Humans is powered by Vocal.
Vocal is a platform that provides storytelling tools and engaged communities for writers, musicians, filmmakers, podcasters, and other creators to get discovered and fund their creativity.
How does Vocal work?
Creators share their stories on Vocal’s communities. In return, creators earn money when they are tipped and when their stories are read.
How do I join Vocal?
Vocal welcomes creators of all shapes and sizes. Join for free and start creating.
To learn more about Vocal, visit our resources.Show less
She was eating what looked to be the smoke sage seitan burger or the beast-mode deluxe, but he couldn't tell. There was a weird thought in Bray's mind, he felt it. There was only the sound of Nalani chewing her food, and breathing heavily.
"Can you bring my rolls of film, please?" She asked him this through messenger just before their sit down, and that was when the weird thought really came in. He hadn't gotten her films developed in three weeks, why did she ask for it today?

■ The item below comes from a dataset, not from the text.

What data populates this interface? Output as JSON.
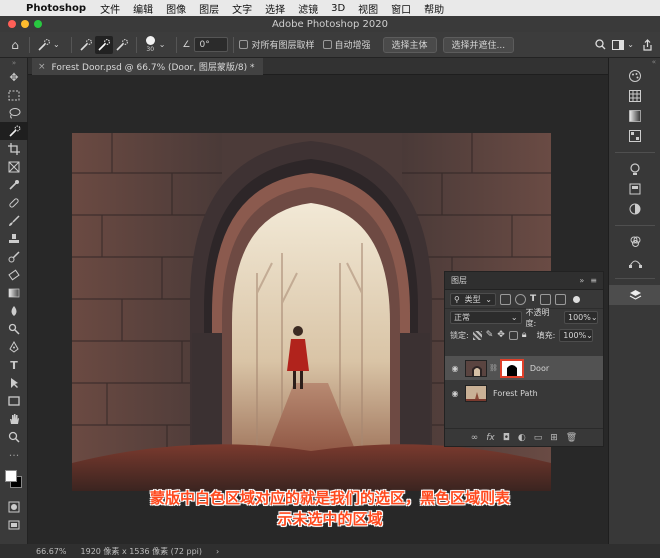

It was Wednesday, a hot-ass August day in midtown, at the Pennsy. There was an event happening just a few feet from them, and Bray, unlike Nalanie, wasn't eating (he hadn't eaten in a day, but has been drinking Gatorade a lot, lately). She had a look of annoyance, and she was fierce—she had something to say, but gave it some more thought. She did something Bray never appreciated, she pulled out her iPad, looked at it for a few seconds, and she handed it over to him.
"What?" he asked, blankly.
"What I highlighted, those were the things you said that almost made me cry."
He didn't get it. He read the conversation, which was a .pdf form of the messenger conversation they had hours ago. The words she highlighted were reminders of a man saying what he knew wasn't true but seldom could cope with being wrong. There was mockery in his voice as he read the words, aloud. Nalani had just sat there, looking at him, knowing exactly what needed to be done. There wasn't room for considering, no room for patience and seldom was there any ounce of empathy left in her. He continued reading aloud.
"You didn't even watch my video," and he read another one, "... hell, you don't even give me love, the way you used to."
He gave her an ironic look, and before reading the next highlighted line, Nalani snatched the iPad away from him.
"You can go now. It's over."
Over? Wait... he paused, but still putting a front, unguarded. "It's over? Just like that, huh?"
"Yes, you can go now." And proceeded to eat.
"I'm not leaving, fuck that."
"Then I'll call security."
"Please, you'll be doing me a fuckin' favor, go ahead."
She looked behind her and saw two young twenty something year old, scrawny men wearing tight blue shirts reading 'Security.' She turned facing Bray, again and said nothing.
There was nothing to say, actually, at this point. It's been almost two years, and this was what it was coming down to, he thought. Nalani didn't think twice, Nalani didn't think anything, or that's how it looked. There was tension, there was trading displeasure and there wasn't a moment for redemption, on his part. Nalani walked away.
Bray followed her, like in the movies and he knew it was absolutely absurd, but hey—fuck it, right? Okay, if this was going to be the way it happens, let us stop and talk somewhere private and say something meaningful, with a little bit of sting, he thought.
She threatened him as she walked.
"I'll call the cops, don't fuckin' touch me."
He kept pursuing, though. She didn't turn, once. The view was familiar and he lost all of his steam, seeing the building of her job. In his head, he played the scenario of Nalani turning to him for a 'farewell' or a 'it was really good knowing you,' something to that regard. She opened the door, though, and as she took her first step in, he grabbed the knob. Both their hands close but not over each other like it could've been. They both glared, it wasn't nice at all, it all happened too fast. Nalani was gone.
He went to the sidewalk and started calling her and messaging her. There was this feeling of loss, like the way you may have lost your savings or you just got news of someone, you were close to's death. Noise... heat... vision... it all just, receded. Nothing but still, and the waking in a momentum of the big bang. He messaged till she answered him, she may have been emotional or just, but messages are quite hard and rather vague to grasp such a conclusion.
"It needed to be done." She sent.
"This was on you." She sent.
"Make me proud." She sent.
Make me proud? He was taken aback. The words felt played, rehearsed, as you could imagine with anyone else in this scene. That's what it felt like, a scene.
He asked her to tell him she loved him. She did, and then she stopped answering. It was only three o'clock, now.
The word 'toxic' came to mind. She had mentioned something before about Bray being toxic. He was, he knew it, then.
Isn't that something? You realize every thing wrong with you right after its hit ya. He had to walk four blocks and three shamefully long avenues to the F train, at Herald Square. He wanted to know what Nalani was thinking and feeling, at this exact moment.
Too bad he couldn't.